WHAT TO DO:
Please copy each line below that contains the string "icon".
(DATA FOR THIS EXERCISE Opens)
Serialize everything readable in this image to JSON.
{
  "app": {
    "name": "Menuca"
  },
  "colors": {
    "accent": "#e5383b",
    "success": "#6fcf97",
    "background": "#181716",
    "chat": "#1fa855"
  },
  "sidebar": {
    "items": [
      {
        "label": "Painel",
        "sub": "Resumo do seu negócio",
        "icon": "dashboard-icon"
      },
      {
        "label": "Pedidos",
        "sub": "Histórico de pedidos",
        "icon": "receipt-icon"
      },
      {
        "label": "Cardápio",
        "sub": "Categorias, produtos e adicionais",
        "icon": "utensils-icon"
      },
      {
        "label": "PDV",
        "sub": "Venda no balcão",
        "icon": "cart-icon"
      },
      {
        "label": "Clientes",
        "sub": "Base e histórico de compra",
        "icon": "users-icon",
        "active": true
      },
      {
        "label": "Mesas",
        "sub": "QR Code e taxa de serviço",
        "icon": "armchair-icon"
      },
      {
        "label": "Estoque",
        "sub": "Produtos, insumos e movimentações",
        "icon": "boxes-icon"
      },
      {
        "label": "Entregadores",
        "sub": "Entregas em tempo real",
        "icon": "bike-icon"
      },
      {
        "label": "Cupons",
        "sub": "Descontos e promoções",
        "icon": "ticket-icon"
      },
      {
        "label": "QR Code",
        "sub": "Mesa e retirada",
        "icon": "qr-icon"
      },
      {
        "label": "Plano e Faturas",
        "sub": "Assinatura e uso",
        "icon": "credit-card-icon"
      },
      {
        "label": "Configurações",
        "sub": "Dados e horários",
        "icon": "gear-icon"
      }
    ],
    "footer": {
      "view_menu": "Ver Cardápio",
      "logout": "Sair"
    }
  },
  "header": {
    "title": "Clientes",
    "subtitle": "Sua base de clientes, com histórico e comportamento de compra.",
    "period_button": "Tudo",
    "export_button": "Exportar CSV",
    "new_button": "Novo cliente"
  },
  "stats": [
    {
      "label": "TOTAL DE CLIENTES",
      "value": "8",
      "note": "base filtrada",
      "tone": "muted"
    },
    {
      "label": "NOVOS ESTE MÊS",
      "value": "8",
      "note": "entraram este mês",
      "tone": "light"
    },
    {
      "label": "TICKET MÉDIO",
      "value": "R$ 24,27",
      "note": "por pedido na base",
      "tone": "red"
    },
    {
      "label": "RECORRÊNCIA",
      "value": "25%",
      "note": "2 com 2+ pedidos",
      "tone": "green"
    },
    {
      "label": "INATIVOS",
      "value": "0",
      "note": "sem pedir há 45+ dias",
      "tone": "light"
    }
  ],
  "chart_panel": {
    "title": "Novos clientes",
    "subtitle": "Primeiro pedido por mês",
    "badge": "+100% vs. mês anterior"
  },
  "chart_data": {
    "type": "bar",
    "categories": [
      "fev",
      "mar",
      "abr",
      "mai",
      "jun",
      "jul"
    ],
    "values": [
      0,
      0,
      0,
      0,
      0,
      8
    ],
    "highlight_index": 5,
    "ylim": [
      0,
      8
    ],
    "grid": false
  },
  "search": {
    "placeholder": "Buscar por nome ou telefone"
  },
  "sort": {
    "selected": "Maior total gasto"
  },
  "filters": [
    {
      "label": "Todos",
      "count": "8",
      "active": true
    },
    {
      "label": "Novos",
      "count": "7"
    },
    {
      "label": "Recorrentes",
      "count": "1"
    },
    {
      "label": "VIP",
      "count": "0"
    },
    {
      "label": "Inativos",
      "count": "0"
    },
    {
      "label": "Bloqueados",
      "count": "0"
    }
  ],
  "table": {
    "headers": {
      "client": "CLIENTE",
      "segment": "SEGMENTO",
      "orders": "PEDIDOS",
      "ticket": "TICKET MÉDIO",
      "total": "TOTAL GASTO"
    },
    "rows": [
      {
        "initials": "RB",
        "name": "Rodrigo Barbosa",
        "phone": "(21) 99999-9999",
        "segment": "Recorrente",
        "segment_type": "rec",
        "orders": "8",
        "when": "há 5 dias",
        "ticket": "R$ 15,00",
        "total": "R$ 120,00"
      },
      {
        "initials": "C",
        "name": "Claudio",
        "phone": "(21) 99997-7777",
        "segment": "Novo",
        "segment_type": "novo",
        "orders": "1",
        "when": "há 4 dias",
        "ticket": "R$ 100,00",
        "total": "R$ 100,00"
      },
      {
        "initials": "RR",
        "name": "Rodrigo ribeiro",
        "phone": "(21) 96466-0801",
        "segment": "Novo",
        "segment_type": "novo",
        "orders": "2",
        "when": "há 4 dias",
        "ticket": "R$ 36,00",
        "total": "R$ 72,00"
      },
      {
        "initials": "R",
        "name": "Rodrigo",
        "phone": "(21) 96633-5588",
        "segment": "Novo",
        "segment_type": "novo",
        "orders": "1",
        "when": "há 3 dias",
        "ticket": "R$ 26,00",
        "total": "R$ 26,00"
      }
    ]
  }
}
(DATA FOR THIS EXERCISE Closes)
SOLVED EXERCISE:
        "icon": "dashboard-icon"
        "icon": "receipt-icon"
        "icon": "utensils-icon"
        "icon": "cart-icon"
        "icon": "users-icon",
        "icon": "armchair-icon"
        "icon": "boxes-icon"
        "icon": "bike-icon"
        "icon": "ticket-icon"
        "icon": "qr-icon"
        "icon": "credit-card-icon"
        "icon": "gear-icon"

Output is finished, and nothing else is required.